The midtown Manhattan office building that held Studio 54 — located at 254 W. 54th St. — occupies a central space in pop culture history. It contained the recording studio and business offices of label Scepter Records, which released hit records by The Shirelles and several other girl groups in the early 1960s. The Velvet Underground also recorded its debut album there, and Tom Moulton engineered the first 12-inch disco remix in Scepter’s studios. More than just a curious coincidence, it highlights how the mainstream and the underground can converge in remarkable ways — particularly in New York City.
Studio 54’s opening night on April 26, 1977 was a major media event. As Calvin Klein, Brooke Shields and Margaux Hemingway partied inside, many of the 5,000 invitees (including Warren Beatty and Henry “The Fonz” Winkler) couldn’t get in because of the mob scene outside.
Co-owner Rubell — a short, schlubby, skinny white guy — quipped that no one who looked like him ought to be able to get into Studio 54. The club’s exclusive door policy furthered its mystique, and inspired some good disco songs. Kid Creole and the Coconuts scored a minor hit with “Dario, Can You Get Me Into Studio 54?,” and Chic’s mega-hit “Freak Out” was written after Nile Rodgers and Bernard Edwards were denied entry.
The annoyed musicians went back to their rehearsal space and came up with a catchy hook directed at the offending doorman: “Aaaaahhhh, FUCK OFF!” Realizing it was potential hit, the Chic masterminds altered the chorus to the more radio-friendly, “Aaaaahhhh, FREAK OUT!”
“I changed the door policy at Studio when I was there, about who got in and who didn’t,” Fouratt says. He took over the club in 1979, after Rubell and Schrager went to jail for tax evasion (during the famous 1978 raid on Studio 54’s offices, the police reportedly found piles of cash hidden in the ceilings and floorboards).
“We changed the door people, we put women in as bartenders,” Fouratt says, describing some of the adjustments he made at the club. “I remember Steven [Rubell] on the phone from prison, saying, ‘Do they take their shirts off?’ I said, ‘No, Steven, the women bartenders do not take their shirts off.’ He just couldn’t get this.”
“I had a door policy at Hurrah, I had a door policy at Danceteria,” Fouratt says. “It was really thought out, about who got in.”
More than anything else, this door policy was meant to filter out aggressive displays of machismo. For instance, Fouratt recalled a time when the blustery concert promoter Bill Graham tried to get into Studio 54, but couldn’t.
“Of course he couldn’t get in, with his rude manner,” Fouratt says. “Two days later, I get this phone call, screaming at the top of his lungs at me, for 25 fuckin’ minutes. And I said, ‘Well, why didn’t you call first? You know, you wouldn’t have had any problem.’ I said, ‘You know, there’s a reason we have a door policy.’”

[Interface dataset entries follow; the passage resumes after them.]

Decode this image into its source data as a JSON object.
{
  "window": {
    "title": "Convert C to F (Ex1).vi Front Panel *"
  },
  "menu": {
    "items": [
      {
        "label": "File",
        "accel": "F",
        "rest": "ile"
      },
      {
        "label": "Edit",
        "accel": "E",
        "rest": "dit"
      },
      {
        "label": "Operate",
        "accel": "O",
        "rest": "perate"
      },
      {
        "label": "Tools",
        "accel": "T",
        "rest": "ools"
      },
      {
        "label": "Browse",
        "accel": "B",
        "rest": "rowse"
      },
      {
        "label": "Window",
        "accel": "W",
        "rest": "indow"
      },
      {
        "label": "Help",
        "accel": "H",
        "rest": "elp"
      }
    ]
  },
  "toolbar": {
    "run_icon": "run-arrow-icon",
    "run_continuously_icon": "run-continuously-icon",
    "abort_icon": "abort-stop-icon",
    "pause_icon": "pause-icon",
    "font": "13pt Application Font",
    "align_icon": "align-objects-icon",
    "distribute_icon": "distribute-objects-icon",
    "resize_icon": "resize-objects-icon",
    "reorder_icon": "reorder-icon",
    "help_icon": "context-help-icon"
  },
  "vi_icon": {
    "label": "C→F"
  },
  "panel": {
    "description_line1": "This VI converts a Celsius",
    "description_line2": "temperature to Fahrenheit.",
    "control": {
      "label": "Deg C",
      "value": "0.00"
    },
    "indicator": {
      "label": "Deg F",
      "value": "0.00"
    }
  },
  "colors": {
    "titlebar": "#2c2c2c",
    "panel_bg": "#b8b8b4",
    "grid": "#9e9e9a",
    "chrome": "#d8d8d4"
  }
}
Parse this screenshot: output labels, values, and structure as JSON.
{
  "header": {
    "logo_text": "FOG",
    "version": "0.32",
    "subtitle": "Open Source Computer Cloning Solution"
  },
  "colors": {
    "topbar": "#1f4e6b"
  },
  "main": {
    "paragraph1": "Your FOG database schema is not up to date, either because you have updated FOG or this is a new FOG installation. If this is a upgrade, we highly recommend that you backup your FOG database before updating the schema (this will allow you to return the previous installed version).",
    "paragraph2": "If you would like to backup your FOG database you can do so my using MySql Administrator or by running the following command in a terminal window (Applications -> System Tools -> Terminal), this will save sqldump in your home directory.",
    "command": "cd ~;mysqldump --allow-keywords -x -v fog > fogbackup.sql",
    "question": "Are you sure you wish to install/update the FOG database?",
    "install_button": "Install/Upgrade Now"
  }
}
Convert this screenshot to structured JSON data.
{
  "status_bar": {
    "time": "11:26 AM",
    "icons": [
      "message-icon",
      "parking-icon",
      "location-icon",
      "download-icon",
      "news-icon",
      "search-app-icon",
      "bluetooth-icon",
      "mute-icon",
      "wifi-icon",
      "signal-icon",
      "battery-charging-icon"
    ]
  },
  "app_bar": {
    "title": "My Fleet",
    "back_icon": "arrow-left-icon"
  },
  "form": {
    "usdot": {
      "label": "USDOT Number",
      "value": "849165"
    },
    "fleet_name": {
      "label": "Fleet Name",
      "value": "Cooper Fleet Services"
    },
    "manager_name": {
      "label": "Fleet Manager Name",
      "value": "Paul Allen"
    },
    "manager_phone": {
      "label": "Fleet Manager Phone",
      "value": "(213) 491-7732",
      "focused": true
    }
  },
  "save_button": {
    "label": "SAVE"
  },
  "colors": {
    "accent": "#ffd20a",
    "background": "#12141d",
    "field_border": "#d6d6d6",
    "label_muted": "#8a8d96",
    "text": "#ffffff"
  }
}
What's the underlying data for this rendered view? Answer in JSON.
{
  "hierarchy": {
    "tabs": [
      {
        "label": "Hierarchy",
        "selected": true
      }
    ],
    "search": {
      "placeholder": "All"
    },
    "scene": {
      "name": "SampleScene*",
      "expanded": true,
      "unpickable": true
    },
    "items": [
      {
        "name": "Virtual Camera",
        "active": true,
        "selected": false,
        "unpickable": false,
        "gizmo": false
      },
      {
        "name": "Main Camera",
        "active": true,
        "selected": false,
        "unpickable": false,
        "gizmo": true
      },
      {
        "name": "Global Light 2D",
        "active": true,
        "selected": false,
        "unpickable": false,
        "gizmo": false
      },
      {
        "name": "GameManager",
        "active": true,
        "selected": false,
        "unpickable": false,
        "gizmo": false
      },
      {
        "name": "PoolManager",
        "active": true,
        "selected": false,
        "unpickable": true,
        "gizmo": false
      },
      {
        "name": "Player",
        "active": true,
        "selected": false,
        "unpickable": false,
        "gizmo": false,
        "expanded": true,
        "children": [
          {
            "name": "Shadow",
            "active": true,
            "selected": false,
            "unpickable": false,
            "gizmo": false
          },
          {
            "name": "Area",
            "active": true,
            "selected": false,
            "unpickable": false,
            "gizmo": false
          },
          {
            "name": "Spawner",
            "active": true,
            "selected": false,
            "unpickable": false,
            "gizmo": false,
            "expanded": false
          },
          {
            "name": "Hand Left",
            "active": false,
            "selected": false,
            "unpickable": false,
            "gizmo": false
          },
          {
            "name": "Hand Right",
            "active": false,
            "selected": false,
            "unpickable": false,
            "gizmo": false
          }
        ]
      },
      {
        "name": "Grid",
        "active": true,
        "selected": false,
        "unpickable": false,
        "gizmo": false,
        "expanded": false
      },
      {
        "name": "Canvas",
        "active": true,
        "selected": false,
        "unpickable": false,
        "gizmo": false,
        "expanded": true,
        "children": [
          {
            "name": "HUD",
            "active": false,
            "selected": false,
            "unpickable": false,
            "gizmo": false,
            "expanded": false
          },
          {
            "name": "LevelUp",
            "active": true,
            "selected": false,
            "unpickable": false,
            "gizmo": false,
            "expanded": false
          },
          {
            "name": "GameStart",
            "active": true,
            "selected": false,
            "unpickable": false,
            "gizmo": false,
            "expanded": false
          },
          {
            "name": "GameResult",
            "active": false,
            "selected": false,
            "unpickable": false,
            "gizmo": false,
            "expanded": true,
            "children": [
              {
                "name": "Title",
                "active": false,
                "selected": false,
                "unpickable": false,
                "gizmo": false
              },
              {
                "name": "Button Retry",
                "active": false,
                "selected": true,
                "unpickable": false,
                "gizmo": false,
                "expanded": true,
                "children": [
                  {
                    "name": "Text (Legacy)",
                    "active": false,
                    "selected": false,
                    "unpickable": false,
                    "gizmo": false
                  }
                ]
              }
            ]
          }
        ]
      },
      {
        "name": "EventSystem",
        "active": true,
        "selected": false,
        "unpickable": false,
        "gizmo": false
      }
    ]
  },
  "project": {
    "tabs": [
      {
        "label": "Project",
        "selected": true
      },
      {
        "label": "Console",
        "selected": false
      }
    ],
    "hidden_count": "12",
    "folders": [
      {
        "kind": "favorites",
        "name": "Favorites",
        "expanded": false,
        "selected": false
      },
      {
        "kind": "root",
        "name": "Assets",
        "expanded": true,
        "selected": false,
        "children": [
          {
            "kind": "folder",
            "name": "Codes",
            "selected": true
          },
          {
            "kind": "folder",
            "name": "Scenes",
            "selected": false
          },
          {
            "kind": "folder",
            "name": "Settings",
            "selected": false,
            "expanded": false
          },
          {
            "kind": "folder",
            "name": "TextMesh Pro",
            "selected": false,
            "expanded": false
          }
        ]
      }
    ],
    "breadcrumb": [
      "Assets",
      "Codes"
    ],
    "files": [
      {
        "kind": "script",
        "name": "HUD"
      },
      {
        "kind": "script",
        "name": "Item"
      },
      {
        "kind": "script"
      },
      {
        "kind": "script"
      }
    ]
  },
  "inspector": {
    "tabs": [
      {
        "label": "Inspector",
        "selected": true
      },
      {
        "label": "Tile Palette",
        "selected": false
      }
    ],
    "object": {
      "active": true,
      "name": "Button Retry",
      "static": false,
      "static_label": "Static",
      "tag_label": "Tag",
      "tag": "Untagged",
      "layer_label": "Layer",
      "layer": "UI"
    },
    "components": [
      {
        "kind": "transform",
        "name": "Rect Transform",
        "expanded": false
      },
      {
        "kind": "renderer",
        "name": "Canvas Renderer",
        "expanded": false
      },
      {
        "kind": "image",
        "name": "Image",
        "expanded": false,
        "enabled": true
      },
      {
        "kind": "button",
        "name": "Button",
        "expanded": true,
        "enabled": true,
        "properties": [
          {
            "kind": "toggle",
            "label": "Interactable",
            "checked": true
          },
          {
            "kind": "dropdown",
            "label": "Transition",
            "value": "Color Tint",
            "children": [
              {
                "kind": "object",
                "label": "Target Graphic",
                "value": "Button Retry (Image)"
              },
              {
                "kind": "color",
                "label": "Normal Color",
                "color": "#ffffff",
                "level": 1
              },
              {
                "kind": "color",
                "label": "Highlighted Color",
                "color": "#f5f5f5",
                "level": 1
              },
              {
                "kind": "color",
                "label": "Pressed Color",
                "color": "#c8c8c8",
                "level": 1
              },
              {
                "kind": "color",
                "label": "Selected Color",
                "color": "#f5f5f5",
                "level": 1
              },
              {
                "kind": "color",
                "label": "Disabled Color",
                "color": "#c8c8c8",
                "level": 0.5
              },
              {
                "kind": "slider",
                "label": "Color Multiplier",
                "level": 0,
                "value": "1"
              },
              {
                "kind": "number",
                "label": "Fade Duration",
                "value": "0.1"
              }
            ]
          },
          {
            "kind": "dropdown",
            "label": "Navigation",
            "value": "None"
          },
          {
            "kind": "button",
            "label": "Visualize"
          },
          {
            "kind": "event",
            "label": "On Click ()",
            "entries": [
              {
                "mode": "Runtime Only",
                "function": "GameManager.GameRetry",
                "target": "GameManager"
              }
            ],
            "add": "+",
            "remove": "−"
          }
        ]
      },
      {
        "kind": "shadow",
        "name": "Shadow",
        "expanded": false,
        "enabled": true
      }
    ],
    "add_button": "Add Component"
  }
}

During this time, Studio 54 hosted an unlikely assortment of people.
“It wasn’t about who was rich — who was this, who was that,” Fouratt explains. “It was about a mix of people, and it was about it being a safe place for gay people and a safe place for straight women. And everybody got laid. The straight guys made out like crazy,” he laughs, “If they acted like they were gay.”
This article was originally published in Little Village issue 170.